Task prompt>
Print the data exactly as it is given, please.

Provided records>

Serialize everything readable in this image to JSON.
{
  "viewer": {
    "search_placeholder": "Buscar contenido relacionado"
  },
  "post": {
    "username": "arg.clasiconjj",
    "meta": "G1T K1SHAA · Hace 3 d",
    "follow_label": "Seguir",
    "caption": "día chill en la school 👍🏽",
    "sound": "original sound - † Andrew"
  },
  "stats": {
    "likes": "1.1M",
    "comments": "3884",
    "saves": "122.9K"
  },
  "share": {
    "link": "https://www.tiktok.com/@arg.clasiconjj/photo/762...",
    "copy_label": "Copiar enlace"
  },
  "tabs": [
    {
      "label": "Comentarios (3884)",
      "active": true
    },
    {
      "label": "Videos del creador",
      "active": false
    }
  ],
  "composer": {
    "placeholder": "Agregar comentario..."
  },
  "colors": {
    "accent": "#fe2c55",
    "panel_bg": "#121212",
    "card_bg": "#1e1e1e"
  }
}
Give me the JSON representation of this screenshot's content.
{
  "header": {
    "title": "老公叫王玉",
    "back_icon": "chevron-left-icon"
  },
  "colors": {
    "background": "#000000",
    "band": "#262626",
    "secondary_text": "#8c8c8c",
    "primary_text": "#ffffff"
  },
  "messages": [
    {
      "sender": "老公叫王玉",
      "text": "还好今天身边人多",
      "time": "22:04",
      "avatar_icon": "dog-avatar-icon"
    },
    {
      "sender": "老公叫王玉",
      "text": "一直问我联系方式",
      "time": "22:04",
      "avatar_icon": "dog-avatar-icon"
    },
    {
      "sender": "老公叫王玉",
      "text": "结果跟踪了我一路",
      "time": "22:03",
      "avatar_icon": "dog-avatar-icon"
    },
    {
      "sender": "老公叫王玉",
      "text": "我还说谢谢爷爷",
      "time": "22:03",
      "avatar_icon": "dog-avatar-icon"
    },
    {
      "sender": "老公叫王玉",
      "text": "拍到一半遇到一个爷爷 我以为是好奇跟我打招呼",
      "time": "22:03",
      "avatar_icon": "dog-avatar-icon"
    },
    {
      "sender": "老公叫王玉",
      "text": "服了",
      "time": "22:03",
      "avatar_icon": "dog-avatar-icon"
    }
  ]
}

Task response>
Serialize everything readable in this image to JSON.
{
  "viewer": {
    "search_placeholder": "Buscar contenido relacionado"
  },
  "post": {
    "username": "arg.clasiconjj",
    "meta": "G1T K1SHAA · Hace 3 d",
    "follow_label": "Seguir",
    "caption": "día chill en la school 👍🏽",
    "sound": "original sound - † Andrew"
  },
  "stats": {
    "likes": "1.1M",
    "comments": "3884",
    "saves": "122.9K"
  },
  "share": {
    "link": "https://www.tiktok.com/@arg.clasiconjj/photo/762...",
    "copy_label": "Copiar enlace"
  },
  "tabs": [
    {
      "label": "Comentarios (3884)",
      "active": true
    },
    {
      "label": "Videos del creador",
      "active": false
    }
  ],
  "composer": {
    "placeholder": "Agregar comentario..."
  },
  "colors": {
    "accent": "#fe2c55",
    "panel_bg": "#121212",
    "card_bg": "#1e1e1e"
  }
}
Give me the JSON representation of this screenshot's content.
{
  "header": {
    "title": "老公叫王玉",
    "back_icon": "chevron-left-icon"
  },
  "colors": {
    "background": "#000000",
    "band": "#262626",
    "secondary_text": "#8c8c8c",
    "primary_text": "#ffffff"
  },
  "messages": [
    {
      "sender": "老公叫王玉",
      "text": "还好今天身边人多",
      "time": "22:04",
      "avatar_icon": "dog-avatar-icon"
    },
    {
      "sender": "老公叫王玉",
      "text": "一直问我联系方式",
      "time": "22:04",
      "avatar_icon": "dog-avatar-icon"
    },
    {
      "sender": "老公叫王玉",
      "text": "结果跟踪了我一路",
      "time": "22:03",
      "avatar_icon": "dog-avatar-icon"
    },
    {
      "sender": "老公叫王玉",
      "text": "我还说谢谢爷爷",
      "time": "22:03",
      "avatar_icon": "dog-avatar-icon"
    },
    {
      "sender": "老公叫王玉",
      "text": "拍到一半遇到一个爷爷 我以为是好奇跟我打招呼",
      "time": "22:03",
      "avatar_icon": "dog-avatar-icon"
    },
    {
      "sender": "老公叫王玉",
      "text": "服了",
      "time": "22:03",
      "avatar_icon": "dog-avatar-icon"
    }
  ]
}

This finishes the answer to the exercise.